→ **TASK PROMPT**
Every line in the records below that holds "MainWindow" must be identified and copied.

→ **DATA FOR PROCESSING**
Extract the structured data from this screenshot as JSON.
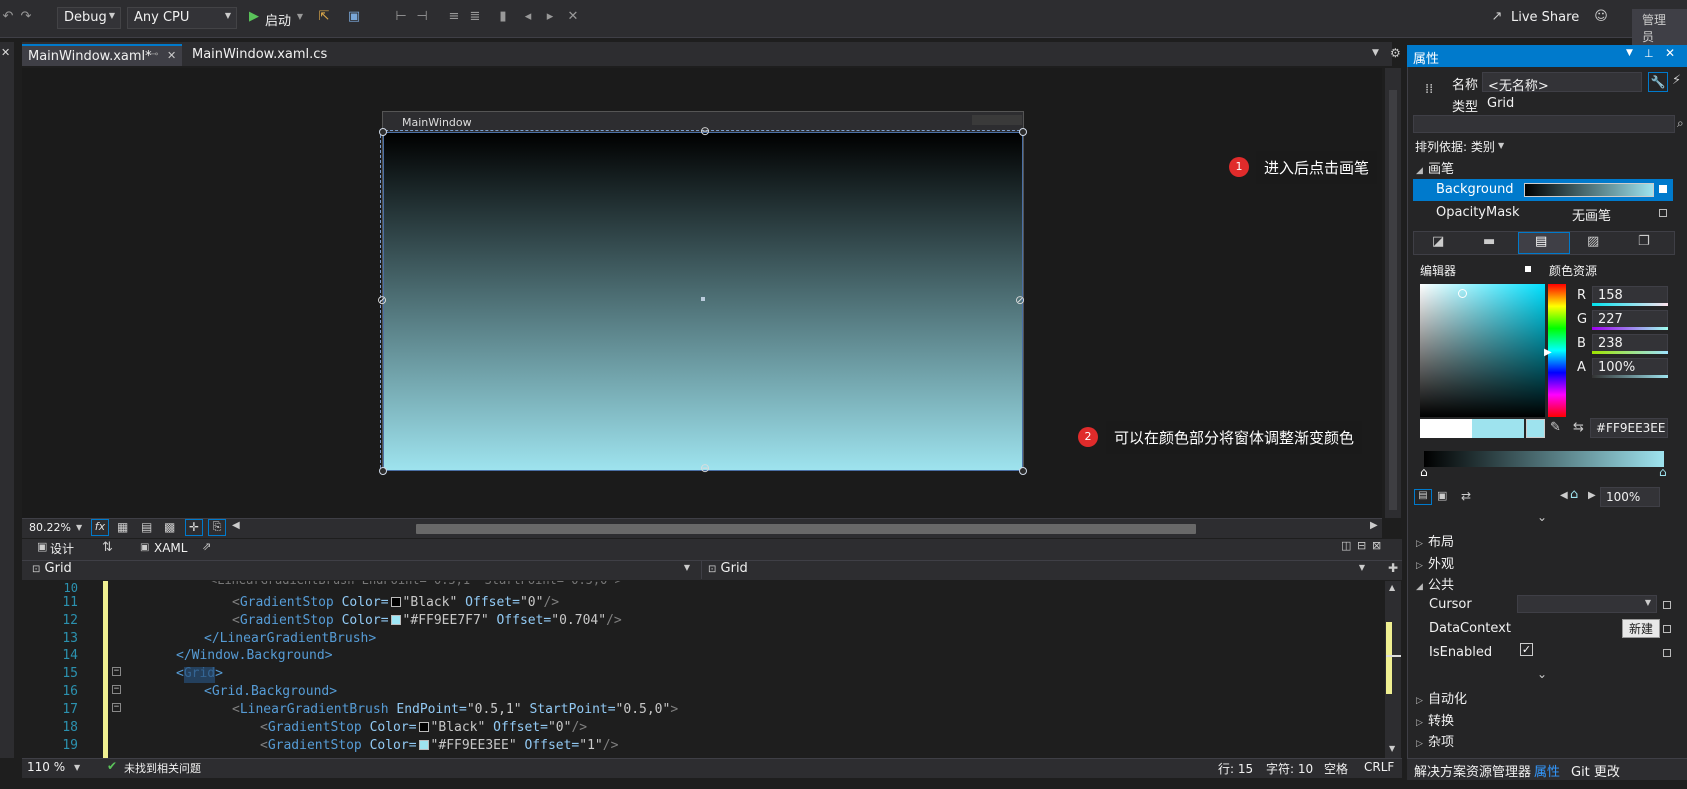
{
  "toolbar": {
    "config": "Debug",
    "platform": "Any CPU",
    "start_label": "启动",
    "live_share": "Live Share",
    "admin": "管理员"
  },
  "tabs": [
    {
      "label": "MainWindow.xaml*",
      "active": true
    },
    {
      "label": "MainWindow.xaml.cs",
      "active": false
    }
  ],
  "designer": {
    "window_title": "MainWindow",
    "zoom": "80.22%",
    "gradient": {
      "start": "#000000",
      "end": "#9EE3EE"
    }
  },
  "callouts": [
    {
      "num": "1",
      "text": "进入后点击画笔"
    },
    {
      "num": "2",
      "text": "可以在颜色部分将窗体调整渐变颜色"
    }
  ],
  "split": {
    "design_tab": "设计",
    "swap": "⇅",
    "xaml_tab": "XAML"
  },
  "path": {
    "left": "Grid",
    "right": "Grid"
  },
  "code": {
    "line_numbers": [
      "11",
      "12",
      "13",
      "14",
      "15",
      "16",
      "17",
      "18",
      "19"
    ],
    "lines": [
      {
        "tag_open": "<",
        "tag": "GradientStop",
        "attr1": " Color=",
        "val1": "\"Black\"",
        "attr2": " Offset=",
        "val2": "\"0\"",
        "tag_close": "/>",
        "swatch": "#000000"
      },
      {
        "tag_open": "<",
        "tag": "GradientStop",
        "attr1": " Color=",
        "val1": "\"#FF9EE7F7\"",
        "attr2": " Offset=",
        "val2": "\"0.704\"",
        "tag_close": "/>",
        "swatch": "#9EE7F7"
      },
      {
        "text": "</LinearGradientBrush>"
      },
      {
        "text": "</Window.Background>"
      },
      {
        "text": "<Grid>"
      },
      {
        "text": "<Grid.Background>"
      },
      {
        "tag_open": "<",
        "tag": "LinearGradientBrush",
        "attr1": " EndPoint=",
        "val1": "\"0.5,1\"",
        "attr2": " StartPoint=",
        "val2": "\"0.5,0\"",
        "tag_close": ">"
      },
      {
        "tag_open": "<",
        "tag": "GradientStop",
        "attr1": " Color=",
        "val1": "\"Black\"",
        "attr2": " Offset=",
        "val2": "\"0\"",
        "tag_close": "/>",
        "swatch": "#000000"
      },
      {
        "tag_open": "<",
        "tag": "GradientStop",
        "attr1": " Color=",
        "val1": "\"#FF9EE3EE\"",
        "attr2": " Offset=",
        "val2": "\"1\"",
        "tag_close": "/>",
        "swatch": "#9EE3EE"
      }
    ]
  },
  "status": {
    "zoom": "110 %",
    "issues": "未找到相关问题",
    "line": "行: 15",
    "char": "字符: 10",
    "spacing": "空格",
    "eol": "CRLF"
  },
  "properties": {
    "title": "属性",
    "name_label": "名称",
    "name_value": "<无名称>",
    "type_label": "类型",
    "type_value": "Grid",
    "sort_by": "排列依据: 类别",
    "brush_section": "画笔",
    "background_label": "Background",
    "opacity_label": "OpacityMask",
    "opacity_value": "无画笔",
    "editor_label": "编辑器",
    "color_resources": "颜色资源",
    "r": "158",
    "g": "227",
    "b": "238",
    "a": "100%",
    "hex": "#FF9EE3EE",
    "stop_pct": "100%",
    "sec_layout": "布局",
    "sec_appearance": "外观",
    "sec_common": "公共",
    "cursor_label": "Cursor",
    "datacontext_label": "DataContext",
    "new_button": "新建",
    "isenabled_label": "IsEnabled",
    "sec_automation": "自动化",
    "sec_transform": "转换",
    "sec_misc": "杂项"
  },
  "bottom_tabs": [
    "解决方案资源管理器",
    "属性",
    "Git 更改"
  ]
}
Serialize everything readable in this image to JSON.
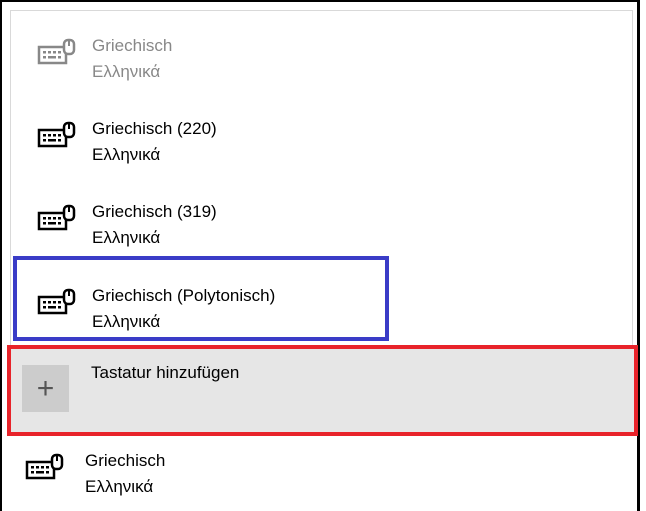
{
  "keyboards": [
    {
      "name": "Griechisch",
      "native": "Ελληνικά",
      "state": "dimmed"
    },
    {
      "name": "Griechisch (220)",
      "native": "Ελληνικά",
      "state": "normal"
    },
    {
      "name": "Griechisch (319)",
      "native": "Ελληνικά",
      "state": "normal"
    },
    {
      "name": "Griechisch (Polytonisch)",
      "native": "Ελληνικά",
      "state": "highlighted"
    }
  ],
  "add_keyboard": {
    "label": "Tastatur hinzufügen",
    "icon": "plus-icon"
  },
  "installed_keyboard": {
    "name": "Griechisch",
    "native": "Ελληνικά"
  },
  "icons": {
    "keyboard": "keyboard-icon"
  },
  "colors": {
    "highlight_blue": "#3a3cc7",
    "highlight_red": "#e8232a",
    "add_row_bg": "#e6e6e6"
  }
}
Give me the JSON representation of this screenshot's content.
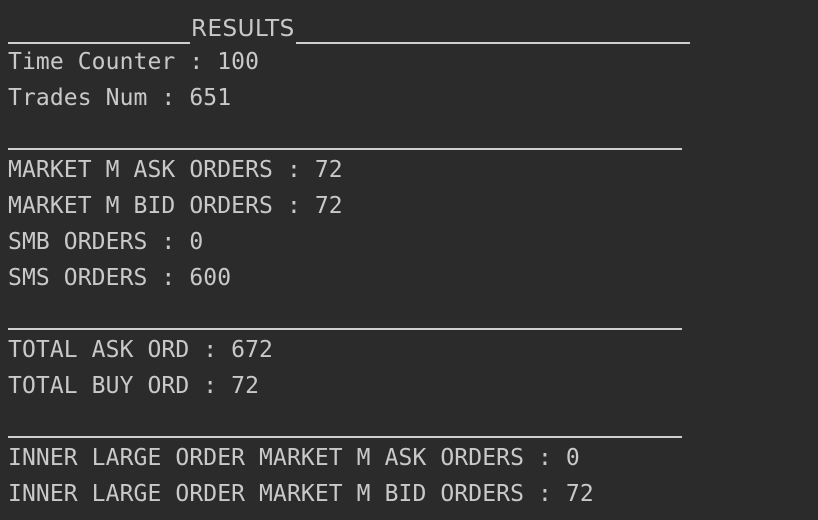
{
  "header": {
    "title": "RESULTS"
  },
  "summary": [
    "Time Counter : 100",
    "Trades Num : 651"
  ],
  "market_orders": [
    "MARKET M ASK ORDERS : 72",
    "MARKET M BID ORDERS : 72",
    "SMB ORDERS : 0",
    "SMS ORDERS : 600"
  ],
  "totals": [
    "TOTAL ASK ORD : 672",
    "TOTAL BUY ORD : 72"
  ],
  "inner_large": [
    "INNER LARGE ORDER MARKET M ASK ORDERS : 0",
    "INNER LARGE ORDER MARKET M BID ORDERS : 72"
  ],
  "colors": {
    "background": "#2b2b2b",
    "text": "#c9c9c9",
    "rule": "#cfcfcf"
  }
}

→ **OUTPUT OF THE EXERCISE**
      "label": "MainWindow.xaml*",
      "label": "MainWindow.xaml.cs",
    "window_title": "MainWindow",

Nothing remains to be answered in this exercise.